• PROBLEM TO WORK ON:
Nothing but the records, copied exactly and stripped of pictures, should be in the answer.

• Web page and app entries:
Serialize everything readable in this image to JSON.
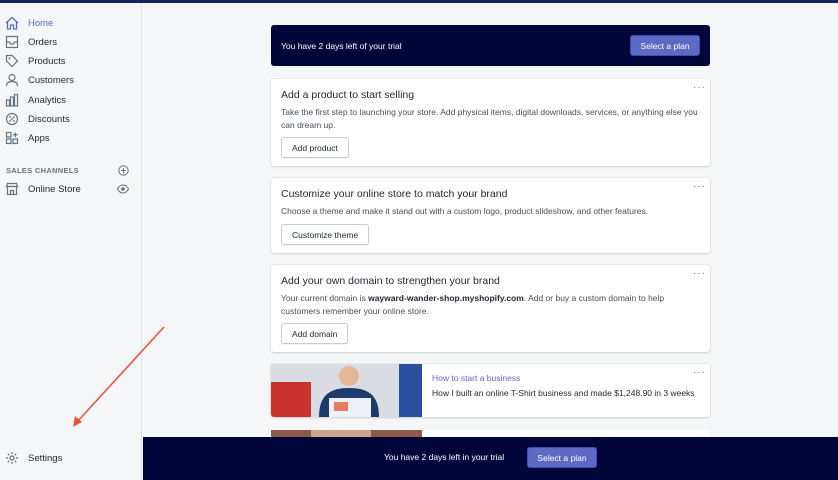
{
  "sidebar": {
    "items": [
      {
        "label": "Home",
        "icon": "home-icon",
        "active": true
      },
      {
        "label": "Orders",
        "icon": "orders-icon"
      },
      {
        "label": "Products",
        "icon": "tag-icon"
      },
      {
        "label": "Customers",
        "icon": "person-icon"
      },
      {
        "label": "Analytics",
        "icon": "bar-chart-icon"
      },
      {
        "label": "Discounts",
        "icon": "discount-icon"
      },
      {
        "label": "Apps",
        "icon": "apps-icon"
      }
    ],
    "sales_channels_heading": "SALES CHANNELS",
    "online_store": "Online Store",
    "settings": "Settings"
  },
  "trial_banner": {
    "text": "You have 2 days left of your trial",
    "button": "Select a plan"
  },
  "cards": [
    {
      "title": "Add a product to start selling",
      "desc": "Take the first step to launching your store. Add physical items, digital downloads, services, or anything else you can dream up.",
      "button": "Add product"
    },
    {
      "title": "Customize your online store to match your brand",
      "desc": "Choose a theme and make it stand out with a custom logo, product slideshow, and other features.",
      "button": "Customize theme"
    },
    {
      "title": "Add your own domain to strengthen your brand",
      "desc_prefix": "Your current domain is ",
      "desc_domain": "wayward-wander-shop.myshopify.com",
      "desc_suffix": ". Add or buy a custom domain to help customers remember your online store.",
      "button": "Add domain"
    }
  ],
  "blog": {
    "link": "How to start a business",
    "text": "How I built an online T-Shirt business and made $1,248.90 in 3 weeks"
  },
  "bottom_bar": {
    "text": "You have 2 days left in your trial",
    "button": "Select a plan"
  },
  "more_glyph": "···",
  "colors": {
    "accent": "#5c6ac4",
    "banner": "#000639",
    "arrow": "#e8553b"
  }
}
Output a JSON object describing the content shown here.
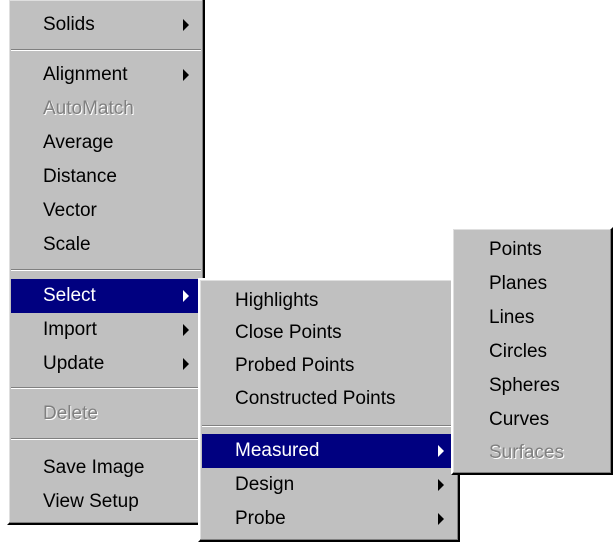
{
  "main_menu": {
    "items": {
      "solids": "Solids",
      "alignment": "Alignment",
      "automatch": "AutoMatch",
      "average": "Average",
      "distance": "Distance",
      "vector": "Vector",
      "scale": "Scale",
      "select": "Select",
      "import": "Import",
      "update": "Update",
      "delete": "Delete",
      "save_image": "Save Image",
      "view_setup": "View Setup"
    }
  },
  "select_submenu": {
    "items": {
      "highlights": "Highlights",
      "close_points": "Close Points",
      "probed_points": "Probed Points",
      "constructed_points": "Constructed Points",
      "measured": "Measured",
      "design": "Design",
      "probe": "Probe"
    }
  },
  "measured_submenu": {
    "items": {
      "points": "Points",
      "planes": "Planes",
      "lines": "Lines",
      "circles": "Circles",
      "spheres": "Spheres",
      "curves": "Curves",
      "surfaces": "Surfaces"
    }
  },
  "colors": {
    "menu_bg": "#c0c0c0",
    "highlight_bg": "#000080",
    "highlight_text": "#ffffff",
    "disabled_text": "#808080"
  }
}
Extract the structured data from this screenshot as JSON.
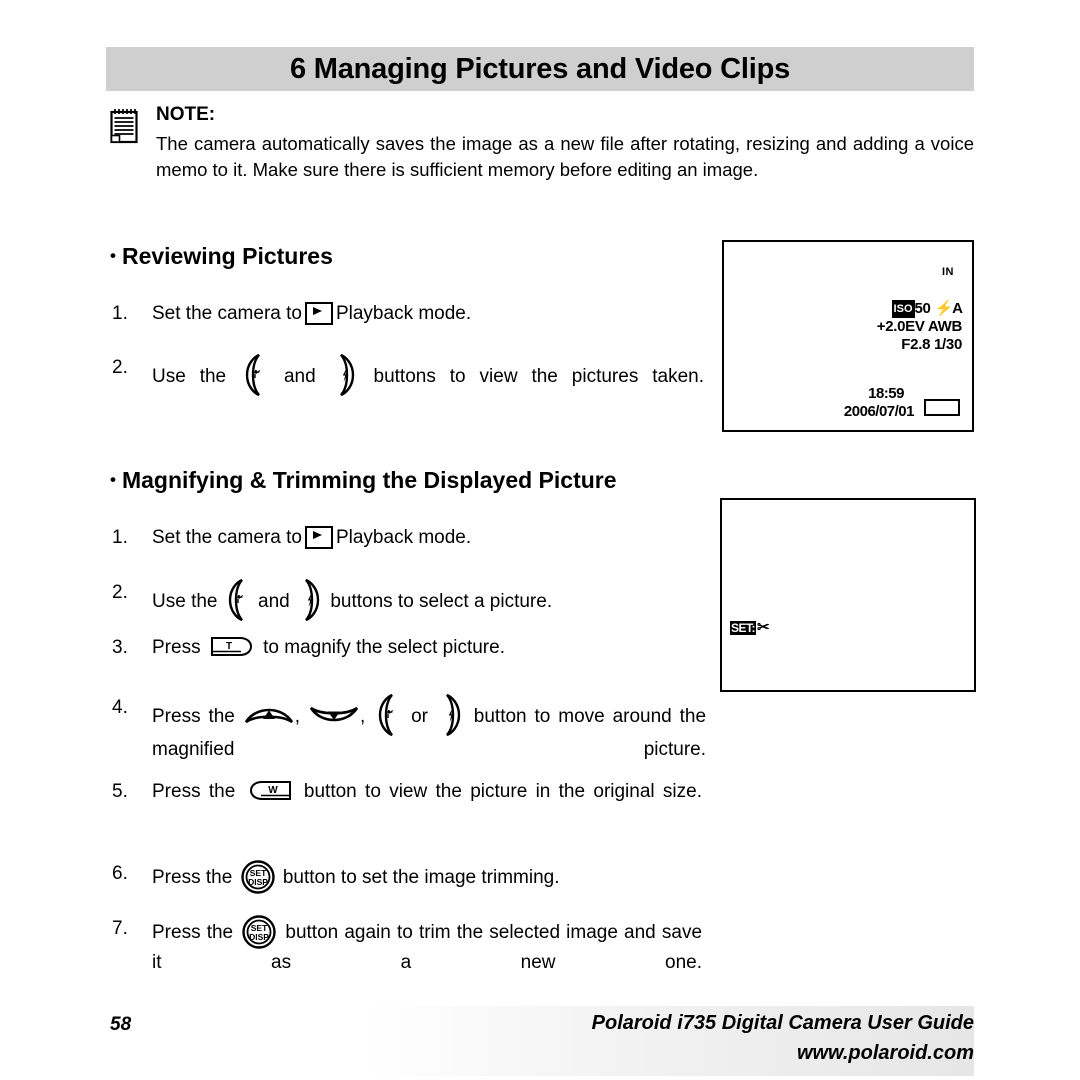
{
  "header": {
    "title": "6 Managing Pictures and Video Clips"
  },
  "note": {
    "icon": "notepad-icon",
    "label": "NOTE:",
    "text": "The camera automatically saves the image as a new file after rotating, resizing and adding a voice memo to it. Make sure there is sufficient memory before editing an image."
  },
  "sections": [
    {
      "bullet": "•",
      "heading": "Reviewing Pictures",
      "steps": [
        {
          "num": "1.",
          "part1": "Set the camera to",
          "part2": "Playback mode."
        },
        {
          "num": "2.",
          "part1": "Use the",
          "part2": "and",
          "part3": "buttons to view the pictures taken."
        }
      ]
    },
    {
      "bullet": "•",
      "heading": "Magnifying & Trimming the Displayed Picture",
      "steps": [
        {
          "num": "1.",
          "part1": "Set the camera to",
          "part2": "Playback mode."
        },
        {
          "num": "2.",
          "part1": "Use the",
          "part2": "and",
          "part3": "buttons to select a picture."
        },
        {
          "num": "3.",
          "part1": "Press",
          "part2": "to magnify the select picture."
        },
        {
          "num": "4.",
          "part1": "Press the",
          "part2": ",",
          "part3": ",",
          "part4": "or",
          "part5": "button to move around the magnified picture."
        },
        {
          "num": "5.",
          "part1": "Press the",
          "part2": "button to view the picture in the original size."
        },
        {
          "num": "6.",
          "part1": "Press the",
          "part2": "button to set the image trimming."
        },
        {
          "num": "7.",
          "part1": "Press the",
          "part2": "button again to trim the selected image and save it as a new one."
        }
      ]
    }
  ],
  "lcd_playback": {
    "memory_indicator": "IN",
    "iso_tag": "ISO",
    "iso_value": "50",
    "flash_mode": "A",
    "exposure_compensation": "+2.0EV",
    "white_balance": "AWB",
    "aperture": "F2.8",
    "shutter_speed": "1/30",
    "time": "18:59",
    "date": "2006/07/01",
    "battery": "battery-icon"
  },
  "lcd_trim": {
    "set_label": "SET:",
    "scissors": "✂"
  },
  "footer": {
    "page_number": "58",
    "guide_title": "Polaroid i735 Digital Camera User Guide",
    "url": "www.polaroid.com"
  },
  "colors": {
    "header_band": "#cfcfcf",
    "text": "#000000",
    "page_background": "#ffffff"
  }
}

• YOUR RESPONSE:
Serialize everything readable in this image to JSON.
{
  "sidebar": {
    "items": [
      {
        "label": "Home",
        "icon": "home-icon",
        "active": true
      },
      {
        "label": "Orders",
        "icon": "orders-icon"
      },
      {
        "label": "Products",
        "icon": "tag-icon"
      },
      {
        "label": "Customers",
        "icon": "person-icon"
      },
      {
        "label": "Analytics",
        "icon": "bar-chart-icon"
      },
      {
        "label": "Discounts",
        "icon": "discount-icon"
      },
      {
        "label": "Apps",
        "icon": "apps-icon"
      }
    ],
    "sales_channels_heading": "SALES CHANNELS",
    "online_store": "Online Store",
    "settings": "Settings"
  },
  "trial_banner": {
    "text": "You have 2 days left of your trial",
    "button": "Select a plan"
  },
  "cards": [
    {
      "title": "Add a product to start selling",
      "desc": "Take the first step to launching your store. Add physical items, digital downloads, services, or anything else you can dream up.",
      "button": "Add product"
    },
    {
      "title": "Customize your online store to match your brand",
      "desc": "Choose a theme and make it stand out with a custom logo, product slideshow, and other features.",
      "button": "Customize theme"
    },
    {
      "title": "Add your own domain to strengthen your brand",
      "desc_prefix": "Your current domain is ",
      "desc_domain": "wayward-wander-shop.myshopify.com",
      "desc_suffix": ". Add or buy a custom domain to help customers remember your online store.",
      "button": "Add domain"
    }
  ],
  "blog": {
    "link": "How to start a business",
    "text": "How I built an online T-Shirt business and made $1,248.90 in 3 weeks"
  },
  "bottom_bar": {
    "text": "You have 2 days left in your trial",
    "button": "Select a plan"
  },
  "more_glyph": "···",
  "colors": {
    "accent": "#5c6ac4",
    "banner": "#000639",
    "arrow": "#e8553b"
  }
}
Output a JSON object describing the content shown here.
{
  "main_menu": {
    "items": {
      "solids": "Solids",
      "alignment": "Alignment",
      "automatch": "AutoMatch",
      "average": "Average",
      "distance": "Distance",
      "vector": "Vector",
      "scale": "Scale",
      "select": "Select",
      "import": "Import",
      "update": "Update",
      "delete": "Delete",
      "save_image": "Save Image",
      "view_setup": "View Setup"
    }
  },
  "select_submenu": {
    "items": {
      "highlights": "Highlights",
      "close_points": "Close Points",
      "probed_points": "Probed Points",
      "constructed_points": "Constructed Points",
      "measured": "Measured",
      "design": "Design",
      "probe": "Probe"
    }
  },
  "measured_submenu": {
    "items": {
      "points": "Points",
      "planes": "Planes",
      "lines": "Lines",
      "circles": "Circles",
      "spheres": "Spheres",
      "curves": "Curves",
      "surfaces": "Surfaces"
    }
  },
  "colors": {
    "menu_bg": "#c0c0c0",
    "highlight_bg": "#000080",
    "highlight_text": "#ffffff",
    "disabled_text": "#808080"
  }
}
Extract the structured data from this screenshot as JSON.
{
  "header": {
    "title": "6 Managing Pictures and Video Clips"
  },
  "note": {
    "icon": "notepad-icon",
    "label": "NOTE:",
    "text": "The camera automatically saves the image as a new file after rotating, resizing and adding a voice memo to it. Make sure there is sufficient memory before editing an image."
  },
  "sections": [
    {
      "bullet": "•",
      "heading": "Reviewing Pictures",
      "steps": [
        {
          "num": "1.",
          "part1": "Set the camera to",
          "part2": "Playback mode."
        },
        {
          "num": "2.",
          "part1": "Use the",
          "part2": "and",
          "part3": "buttons to view the pictures taken."
        }
      ]
    },
    {
      "bullet": "•",
      "heading": "Magnifying & Trimming the Displayed Picture",
      "steps": [
        {
          "num": "1.",
          "part1": "Set the camera to",
          "part2": "Playback mode."
        },
        {
          "num": "2.",
          "part1": "Use the",
          "part2": "and",
          "part3": "buttons to select a picture."
        },
        {
          "num": "3.",
          "part1": "Press",
          "part2": "to magnify the select picture."
        },
        {
          "num": "4.",
          "part1": "Press the",
          "part2": ",",
          "part3": ",",
          "part4": "or",
          "part5": "button to move around the magnified picture."
        },
        {
          "num": "5.",
          "part1": "Press the",
          "part2": "button to view the picture in the original size."
        },
        {
          "num": "6.",
          "part1": "Press the",
          "part2": "button to set the image trimming."
        },
        {
          "num": "7.",
          "part1": "Press the",
          "part2": "button again to trim the selected image and save it as a new one."
        }
      ]
    }
  ],
  "lcd_playback": {
    "memory_indicator": "IN",
    "iso_tag": "ISO",
    "iso_value": "50",
    "flash_mode": "A",
    "exposure_compensation": "+2.0EV",
    "white_balance": "AWB",
    "aperture": "F2.8",
    "shutter_speed": "1/30",
    "time": "18:59",
    "date": "2006/07/01",
    "battery": "battery-icon"
  },
  "lcd_trim": {
    "set_label": "SET:",
    "scissors": "✂"
  },
  "footer": {
    "page_number": "58",
    "guide_title": "Polaroid i735 Digital Camera User Guide",
    "url": "www.polaroid.com"
  },
  "colors": {
    "header_band": "#cfcfcf",
    "text": "#000000",
    "page_background": "#ffffff"
  }
}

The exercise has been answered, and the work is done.